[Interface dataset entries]

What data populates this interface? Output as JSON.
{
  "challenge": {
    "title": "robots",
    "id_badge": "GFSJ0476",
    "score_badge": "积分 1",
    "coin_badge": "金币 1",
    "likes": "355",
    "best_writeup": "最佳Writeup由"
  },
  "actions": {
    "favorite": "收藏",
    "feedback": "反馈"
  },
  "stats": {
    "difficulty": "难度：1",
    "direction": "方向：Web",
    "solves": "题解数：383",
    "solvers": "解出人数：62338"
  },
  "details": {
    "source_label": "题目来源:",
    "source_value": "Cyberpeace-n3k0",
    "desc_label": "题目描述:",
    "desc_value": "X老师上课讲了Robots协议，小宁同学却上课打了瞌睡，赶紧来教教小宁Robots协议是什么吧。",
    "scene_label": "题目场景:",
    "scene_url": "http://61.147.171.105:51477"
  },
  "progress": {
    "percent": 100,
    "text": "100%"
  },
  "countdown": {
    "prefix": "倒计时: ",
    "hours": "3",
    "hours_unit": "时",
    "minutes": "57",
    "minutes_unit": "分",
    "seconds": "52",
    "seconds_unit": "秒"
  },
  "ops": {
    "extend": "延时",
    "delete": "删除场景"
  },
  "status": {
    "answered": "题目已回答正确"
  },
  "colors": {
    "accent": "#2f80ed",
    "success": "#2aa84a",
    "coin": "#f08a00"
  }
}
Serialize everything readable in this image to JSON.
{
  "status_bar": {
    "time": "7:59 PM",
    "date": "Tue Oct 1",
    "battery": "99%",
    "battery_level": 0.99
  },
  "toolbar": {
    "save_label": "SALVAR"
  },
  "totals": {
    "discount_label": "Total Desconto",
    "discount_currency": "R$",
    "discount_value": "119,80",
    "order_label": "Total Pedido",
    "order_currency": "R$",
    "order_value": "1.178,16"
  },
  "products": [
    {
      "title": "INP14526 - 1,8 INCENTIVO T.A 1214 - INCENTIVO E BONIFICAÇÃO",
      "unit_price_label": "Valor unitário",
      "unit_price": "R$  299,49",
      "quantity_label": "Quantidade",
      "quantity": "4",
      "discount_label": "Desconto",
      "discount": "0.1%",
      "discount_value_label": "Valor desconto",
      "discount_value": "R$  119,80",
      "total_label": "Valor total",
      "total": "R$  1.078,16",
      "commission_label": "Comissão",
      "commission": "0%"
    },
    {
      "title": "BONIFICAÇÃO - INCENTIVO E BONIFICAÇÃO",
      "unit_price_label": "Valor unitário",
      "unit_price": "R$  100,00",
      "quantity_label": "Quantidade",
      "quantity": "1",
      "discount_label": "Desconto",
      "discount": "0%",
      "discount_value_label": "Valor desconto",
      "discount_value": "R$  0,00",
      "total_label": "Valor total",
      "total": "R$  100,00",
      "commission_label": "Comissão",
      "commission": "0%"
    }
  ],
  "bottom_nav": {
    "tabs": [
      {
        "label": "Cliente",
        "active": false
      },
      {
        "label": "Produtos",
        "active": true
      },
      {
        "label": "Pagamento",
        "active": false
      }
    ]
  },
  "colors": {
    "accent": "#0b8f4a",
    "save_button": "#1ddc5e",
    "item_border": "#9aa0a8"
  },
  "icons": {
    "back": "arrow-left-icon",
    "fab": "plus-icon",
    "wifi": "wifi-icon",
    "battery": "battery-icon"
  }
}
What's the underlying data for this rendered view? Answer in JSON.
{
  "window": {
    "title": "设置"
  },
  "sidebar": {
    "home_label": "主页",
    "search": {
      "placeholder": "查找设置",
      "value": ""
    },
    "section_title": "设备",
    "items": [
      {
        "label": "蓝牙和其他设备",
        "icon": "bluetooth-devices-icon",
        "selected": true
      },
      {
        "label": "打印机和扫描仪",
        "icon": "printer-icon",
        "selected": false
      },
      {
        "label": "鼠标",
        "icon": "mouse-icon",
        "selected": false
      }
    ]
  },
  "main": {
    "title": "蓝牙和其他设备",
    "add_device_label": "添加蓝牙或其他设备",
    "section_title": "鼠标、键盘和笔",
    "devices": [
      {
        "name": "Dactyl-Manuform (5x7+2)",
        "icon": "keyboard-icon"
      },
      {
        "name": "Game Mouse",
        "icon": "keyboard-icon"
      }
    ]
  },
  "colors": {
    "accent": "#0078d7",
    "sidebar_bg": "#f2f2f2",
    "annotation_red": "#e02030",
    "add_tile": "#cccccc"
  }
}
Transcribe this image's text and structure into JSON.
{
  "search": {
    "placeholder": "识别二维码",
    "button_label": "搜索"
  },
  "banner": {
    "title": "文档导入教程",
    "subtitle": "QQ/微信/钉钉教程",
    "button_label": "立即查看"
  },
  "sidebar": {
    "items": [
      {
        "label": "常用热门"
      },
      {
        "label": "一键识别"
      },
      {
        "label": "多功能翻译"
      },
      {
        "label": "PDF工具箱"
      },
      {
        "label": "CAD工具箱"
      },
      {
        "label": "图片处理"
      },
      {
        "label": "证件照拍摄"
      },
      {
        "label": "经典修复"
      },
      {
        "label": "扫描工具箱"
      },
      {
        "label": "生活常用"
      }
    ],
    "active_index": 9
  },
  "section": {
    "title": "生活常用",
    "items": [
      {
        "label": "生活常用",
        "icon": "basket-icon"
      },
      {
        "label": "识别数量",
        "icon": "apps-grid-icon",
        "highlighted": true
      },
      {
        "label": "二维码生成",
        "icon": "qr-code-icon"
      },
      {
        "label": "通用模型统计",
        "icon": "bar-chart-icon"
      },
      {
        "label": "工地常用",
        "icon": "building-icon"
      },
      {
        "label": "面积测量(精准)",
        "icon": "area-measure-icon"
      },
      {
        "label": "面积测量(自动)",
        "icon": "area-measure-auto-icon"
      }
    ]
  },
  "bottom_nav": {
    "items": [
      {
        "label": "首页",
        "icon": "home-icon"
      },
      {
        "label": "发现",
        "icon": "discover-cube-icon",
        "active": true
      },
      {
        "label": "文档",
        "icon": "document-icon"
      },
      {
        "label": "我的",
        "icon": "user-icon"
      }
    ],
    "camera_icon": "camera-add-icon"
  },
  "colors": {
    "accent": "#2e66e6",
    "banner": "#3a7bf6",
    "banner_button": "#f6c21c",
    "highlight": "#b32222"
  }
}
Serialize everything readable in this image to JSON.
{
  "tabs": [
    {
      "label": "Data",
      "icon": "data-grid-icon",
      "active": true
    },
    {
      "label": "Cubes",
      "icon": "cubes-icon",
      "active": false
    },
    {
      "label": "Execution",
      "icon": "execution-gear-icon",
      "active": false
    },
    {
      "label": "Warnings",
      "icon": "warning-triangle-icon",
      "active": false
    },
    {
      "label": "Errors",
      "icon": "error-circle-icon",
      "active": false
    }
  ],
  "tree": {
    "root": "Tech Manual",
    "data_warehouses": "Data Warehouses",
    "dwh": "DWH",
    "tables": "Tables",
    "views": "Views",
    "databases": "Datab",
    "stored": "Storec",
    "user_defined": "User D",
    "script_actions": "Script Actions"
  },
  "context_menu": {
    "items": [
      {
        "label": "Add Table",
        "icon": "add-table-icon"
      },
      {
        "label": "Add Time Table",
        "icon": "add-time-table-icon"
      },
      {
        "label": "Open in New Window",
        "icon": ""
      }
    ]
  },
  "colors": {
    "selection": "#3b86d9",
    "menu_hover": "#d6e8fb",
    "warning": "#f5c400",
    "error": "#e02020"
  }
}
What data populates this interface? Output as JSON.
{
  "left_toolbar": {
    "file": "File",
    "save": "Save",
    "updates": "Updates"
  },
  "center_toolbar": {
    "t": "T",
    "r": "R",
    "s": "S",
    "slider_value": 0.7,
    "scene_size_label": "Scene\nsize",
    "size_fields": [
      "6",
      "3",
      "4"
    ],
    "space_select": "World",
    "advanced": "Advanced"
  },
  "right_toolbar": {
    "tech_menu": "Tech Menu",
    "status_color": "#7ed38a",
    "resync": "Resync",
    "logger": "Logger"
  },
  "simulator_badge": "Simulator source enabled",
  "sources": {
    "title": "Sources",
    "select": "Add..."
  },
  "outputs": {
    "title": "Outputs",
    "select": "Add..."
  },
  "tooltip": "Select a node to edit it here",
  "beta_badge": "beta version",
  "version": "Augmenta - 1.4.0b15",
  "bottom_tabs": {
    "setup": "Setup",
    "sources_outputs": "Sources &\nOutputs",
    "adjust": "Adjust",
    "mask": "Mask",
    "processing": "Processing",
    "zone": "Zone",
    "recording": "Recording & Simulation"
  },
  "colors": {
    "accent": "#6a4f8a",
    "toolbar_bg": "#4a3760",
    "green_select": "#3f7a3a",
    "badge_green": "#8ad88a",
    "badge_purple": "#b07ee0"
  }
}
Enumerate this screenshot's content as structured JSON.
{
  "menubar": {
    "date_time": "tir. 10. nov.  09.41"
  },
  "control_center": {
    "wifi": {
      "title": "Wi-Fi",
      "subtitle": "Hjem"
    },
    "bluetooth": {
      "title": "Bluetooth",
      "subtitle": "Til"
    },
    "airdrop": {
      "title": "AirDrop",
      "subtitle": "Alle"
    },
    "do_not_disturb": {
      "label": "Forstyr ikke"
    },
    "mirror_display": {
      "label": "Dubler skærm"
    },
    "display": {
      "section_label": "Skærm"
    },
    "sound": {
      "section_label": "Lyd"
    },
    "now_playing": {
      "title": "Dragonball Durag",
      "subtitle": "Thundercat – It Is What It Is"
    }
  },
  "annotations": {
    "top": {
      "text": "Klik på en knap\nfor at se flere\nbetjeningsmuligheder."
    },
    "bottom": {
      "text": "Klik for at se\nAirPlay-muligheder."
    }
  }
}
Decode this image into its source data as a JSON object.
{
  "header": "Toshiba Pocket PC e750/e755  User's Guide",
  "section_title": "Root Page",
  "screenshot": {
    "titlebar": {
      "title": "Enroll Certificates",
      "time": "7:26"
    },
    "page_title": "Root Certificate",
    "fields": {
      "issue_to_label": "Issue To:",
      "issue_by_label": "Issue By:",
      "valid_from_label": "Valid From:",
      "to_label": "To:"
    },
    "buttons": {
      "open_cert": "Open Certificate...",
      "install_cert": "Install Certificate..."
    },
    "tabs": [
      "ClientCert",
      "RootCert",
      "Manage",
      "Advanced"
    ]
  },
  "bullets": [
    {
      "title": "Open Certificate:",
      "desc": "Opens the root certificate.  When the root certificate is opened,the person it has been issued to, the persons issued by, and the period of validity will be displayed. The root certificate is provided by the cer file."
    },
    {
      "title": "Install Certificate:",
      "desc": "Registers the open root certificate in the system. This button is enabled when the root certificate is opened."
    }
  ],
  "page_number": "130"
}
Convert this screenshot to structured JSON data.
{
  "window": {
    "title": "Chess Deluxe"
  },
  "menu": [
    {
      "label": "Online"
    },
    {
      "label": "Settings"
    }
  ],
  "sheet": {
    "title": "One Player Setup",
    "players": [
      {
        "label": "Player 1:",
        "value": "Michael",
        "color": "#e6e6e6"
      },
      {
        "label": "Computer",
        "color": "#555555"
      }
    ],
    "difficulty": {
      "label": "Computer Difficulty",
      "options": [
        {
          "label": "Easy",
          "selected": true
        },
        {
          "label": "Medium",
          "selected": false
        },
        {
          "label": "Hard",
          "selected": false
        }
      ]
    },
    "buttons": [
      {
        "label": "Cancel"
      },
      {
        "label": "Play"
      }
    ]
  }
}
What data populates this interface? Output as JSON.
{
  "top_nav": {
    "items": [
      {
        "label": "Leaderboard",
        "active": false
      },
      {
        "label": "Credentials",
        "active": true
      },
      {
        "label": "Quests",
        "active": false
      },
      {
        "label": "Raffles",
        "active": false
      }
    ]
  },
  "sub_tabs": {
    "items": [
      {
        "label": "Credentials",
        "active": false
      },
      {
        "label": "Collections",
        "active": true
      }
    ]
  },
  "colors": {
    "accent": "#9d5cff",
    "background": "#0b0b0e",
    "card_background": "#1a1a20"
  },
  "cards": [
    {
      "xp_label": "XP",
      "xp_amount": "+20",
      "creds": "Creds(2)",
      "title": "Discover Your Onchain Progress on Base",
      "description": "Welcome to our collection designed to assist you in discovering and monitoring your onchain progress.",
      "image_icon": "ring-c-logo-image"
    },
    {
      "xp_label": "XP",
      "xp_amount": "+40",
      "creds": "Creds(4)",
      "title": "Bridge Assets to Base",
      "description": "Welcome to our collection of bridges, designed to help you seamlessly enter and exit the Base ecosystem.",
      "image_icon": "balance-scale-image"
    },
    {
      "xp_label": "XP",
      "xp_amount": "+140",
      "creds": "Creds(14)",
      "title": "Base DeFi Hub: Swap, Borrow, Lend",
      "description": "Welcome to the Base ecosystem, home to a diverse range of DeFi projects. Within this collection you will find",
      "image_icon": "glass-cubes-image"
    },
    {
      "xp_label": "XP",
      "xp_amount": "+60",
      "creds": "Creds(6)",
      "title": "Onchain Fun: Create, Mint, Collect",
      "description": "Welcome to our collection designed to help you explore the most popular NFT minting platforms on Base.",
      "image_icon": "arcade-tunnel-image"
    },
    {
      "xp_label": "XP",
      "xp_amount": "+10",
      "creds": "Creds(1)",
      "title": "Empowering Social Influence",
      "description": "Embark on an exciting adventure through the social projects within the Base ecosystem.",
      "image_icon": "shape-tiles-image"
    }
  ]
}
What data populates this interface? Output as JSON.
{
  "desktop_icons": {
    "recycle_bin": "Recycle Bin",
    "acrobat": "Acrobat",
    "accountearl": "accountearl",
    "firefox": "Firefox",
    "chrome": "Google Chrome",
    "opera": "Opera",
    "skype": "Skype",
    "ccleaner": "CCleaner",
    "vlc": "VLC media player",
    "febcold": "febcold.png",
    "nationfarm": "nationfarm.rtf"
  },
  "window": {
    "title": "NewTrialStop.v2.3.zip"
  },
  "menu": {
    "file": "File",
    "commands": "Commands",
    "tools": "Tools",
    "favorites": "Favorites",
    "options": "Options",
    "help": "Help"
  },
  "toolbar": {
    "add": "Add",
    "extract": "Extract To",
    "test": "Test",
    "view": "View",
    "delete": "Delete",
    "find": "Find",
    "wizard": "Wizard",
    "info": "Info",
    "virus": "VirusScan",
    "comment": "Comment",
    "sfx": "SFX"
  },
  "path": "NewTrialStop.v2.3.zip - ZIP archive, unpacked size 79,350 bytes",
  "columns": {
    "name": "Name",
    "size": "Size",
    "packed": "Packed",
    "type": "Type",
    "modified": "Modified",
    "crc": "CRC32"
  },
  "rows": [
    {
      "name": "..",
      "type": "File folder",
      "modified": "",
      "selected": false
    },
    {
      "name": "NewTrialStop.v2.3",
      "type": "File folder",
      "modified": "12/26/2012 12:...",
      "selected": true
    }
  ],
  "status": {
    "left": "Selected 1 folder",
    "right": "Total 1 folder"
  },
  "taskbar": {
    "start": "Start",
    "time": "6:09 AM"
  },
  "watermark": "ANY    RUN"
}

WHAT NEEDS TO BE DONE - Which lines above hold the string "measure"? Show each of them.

SOLUTION -
        "icon": "area-measure-icon"
        "icon": "area-measure-auto-icon"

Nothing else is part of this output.